Despite being provided with a free cervical cancer screening, better known as a Pap test, once every two years under the national health scheme, Gesy, only 37.13 per cent of eligible women have taken up the opportunity in the last two years, it emerged on Friday.

According to the Health Insurance Organisation (HIO) the number of eligible women who took a Pap test from September 1, 2021 to August 31, 2023 was only 126,903, while the number of eligible women who fall into the age category to take the test in question in the last two years was almost 342,000.

The Pap test is provided by Gesy since the first day of its implementation in 2019. Women without symptoms of are advised to do the test every two years up to age 65.

However, where there are signs or symptoms or history, which justify repeating the screening in less than two years, the test is fully reimbursed by Gesy, regardless of frequency.

To do this, the treating doctor must fill out a special form, state the reasons for more frequent testing and send it to Gesy for approval. If the Gesy finds this request fair, they will cover all test expenses.

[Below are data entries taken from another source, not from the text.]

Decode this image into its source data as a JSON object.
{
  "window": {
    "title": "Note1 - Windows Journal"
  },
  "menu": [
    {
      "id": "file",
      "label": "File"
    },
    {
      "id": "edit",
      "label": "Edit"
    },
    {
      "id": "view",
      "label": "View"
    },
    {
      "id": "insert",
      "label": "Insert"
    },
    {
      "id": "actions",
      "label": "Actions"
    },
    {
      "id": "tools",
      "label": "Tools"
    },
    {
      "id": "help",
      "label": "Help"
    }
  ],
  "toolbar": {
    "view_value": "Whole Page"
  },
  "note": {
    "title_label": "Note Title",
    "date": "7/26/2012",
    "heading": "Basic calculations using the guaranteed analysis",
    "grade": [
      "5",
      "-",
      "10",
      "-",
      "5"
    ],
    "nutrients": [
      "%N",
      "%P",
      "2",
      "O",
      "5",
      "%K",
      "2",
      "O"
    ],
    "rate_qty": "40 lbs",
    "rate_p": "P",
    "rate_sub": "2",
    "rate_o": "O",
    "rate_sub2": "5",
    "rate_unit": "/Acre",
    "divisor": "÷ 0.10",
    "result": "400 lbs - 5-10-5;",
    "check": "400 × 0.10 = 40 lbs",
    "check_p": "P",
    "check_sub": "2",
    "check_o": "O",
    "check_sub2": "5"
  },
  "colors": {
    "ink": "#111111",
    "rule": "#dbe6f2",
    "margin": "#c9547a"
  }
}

If someone without symptoms decides to do more tests than the one every two years, they must pay out of pocket for the second and subsequent tests, paying around €50 or €60 euros.

The HIO said that in general, in the context of strengthening prevention it had recently adopted guidelines for the performance of routine laboratory tests in asymptomatic adults, that is, in people who have not been diagnosed, have not shown symptoms of any disease or are not on specific medications.

If a beneficiary presents symptoms or has a medical history or is receiving medication, then the beneficiary in question does not fall under the same guidelines and their lab test referrals would come under their GP, and still covered by Gesy in a different way.

The frequency of performing routine laboratory tests in asymptomatic adults is determined based on the age of each beneficiary. More specifically, for ages 18 to 44, the frequency of laboratory tests, such as blood count, fasting insulin levels, urea, creatinine, kidney function, liver enzymes, cholesterol, urine count, etc. is set at every five years.

For ages 45 to 64 the frequency for the lab tests is every two years and for ages over 65 the tests should be done every year.

In the routine laboratory tests, the HIO included the preventive test for prostate cancer. For high-risk men aged 40 or older, the tests should be done every five years. For men over 50 years old every two years and for men over 65 years old according to existing protocols for that age group.

At the same time, the thyroid test can be performed every two years in men over 60 and in women over 50. It is also clarified that the test should be done every two years for people over 65, regardless of gender.

The adoption of the specific instructions was done in collaboration with the Laboratory Examinations Subcommittee of the Organisation and after consultation with representatives of the Scientific Societies of Personal Physicians for adults.